__Supplied material__
▬▬▬

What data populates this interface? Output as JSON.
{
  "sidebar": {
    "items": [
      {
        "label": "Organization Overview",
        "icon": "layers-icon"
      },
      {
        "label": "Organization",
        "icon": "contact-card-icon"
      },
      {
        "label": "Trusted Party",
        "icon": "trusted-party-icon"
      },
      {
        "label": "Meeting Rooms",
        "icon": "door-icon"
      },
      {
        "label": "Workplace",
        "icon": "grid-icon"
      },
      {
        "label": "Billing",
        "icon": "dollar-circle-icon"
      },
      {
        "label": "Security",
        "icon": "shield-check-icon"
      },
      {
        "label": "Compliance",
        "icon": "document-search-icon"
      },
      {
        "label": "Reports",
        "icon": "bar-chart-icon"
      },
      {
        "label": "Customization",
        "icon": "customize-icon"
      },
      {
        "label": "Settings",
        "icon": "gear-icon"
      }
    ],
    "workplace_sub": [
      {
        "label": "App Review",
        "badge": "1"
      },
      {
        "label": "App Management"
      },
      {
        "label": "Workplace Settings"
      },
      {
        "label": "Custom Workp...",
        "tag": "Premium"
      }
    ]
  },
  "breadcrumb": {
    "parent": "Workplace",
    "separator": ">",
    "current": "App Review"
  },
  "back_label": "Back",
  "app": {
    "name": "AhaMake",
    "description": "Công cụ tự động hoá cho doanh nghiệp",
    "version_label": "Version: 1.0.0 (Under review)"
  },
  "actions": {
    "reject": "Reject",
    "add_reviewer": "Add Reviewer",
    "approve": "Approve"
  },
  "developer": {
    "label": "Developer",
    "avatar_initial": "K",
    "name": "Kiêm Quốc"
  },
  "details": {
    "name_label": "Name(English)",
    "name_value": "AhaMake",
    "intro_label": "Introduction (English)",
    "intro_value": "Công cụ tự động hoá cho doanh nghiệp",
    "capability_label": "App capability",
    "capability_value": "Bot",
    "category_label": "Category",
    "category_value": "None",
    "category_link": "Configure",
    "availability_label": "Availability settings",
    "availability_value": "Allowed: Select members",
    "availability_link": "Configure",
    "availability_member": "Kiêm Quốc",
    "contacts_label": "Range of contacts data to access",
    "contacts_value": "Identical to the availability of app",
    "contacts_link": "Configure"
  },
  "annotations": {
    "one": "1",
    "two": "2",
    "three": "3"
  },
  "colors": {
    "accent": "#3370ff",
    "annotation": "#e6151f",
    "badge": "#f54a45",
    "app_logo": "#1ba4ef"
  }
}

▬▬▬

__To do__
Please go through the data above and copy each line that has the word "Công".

__Task solution__
    "description": "Công cụ tự động hoá cho doanh nghiệp",
    "intro_value": "Công cụ tự động hoá cho doanh nghiệp",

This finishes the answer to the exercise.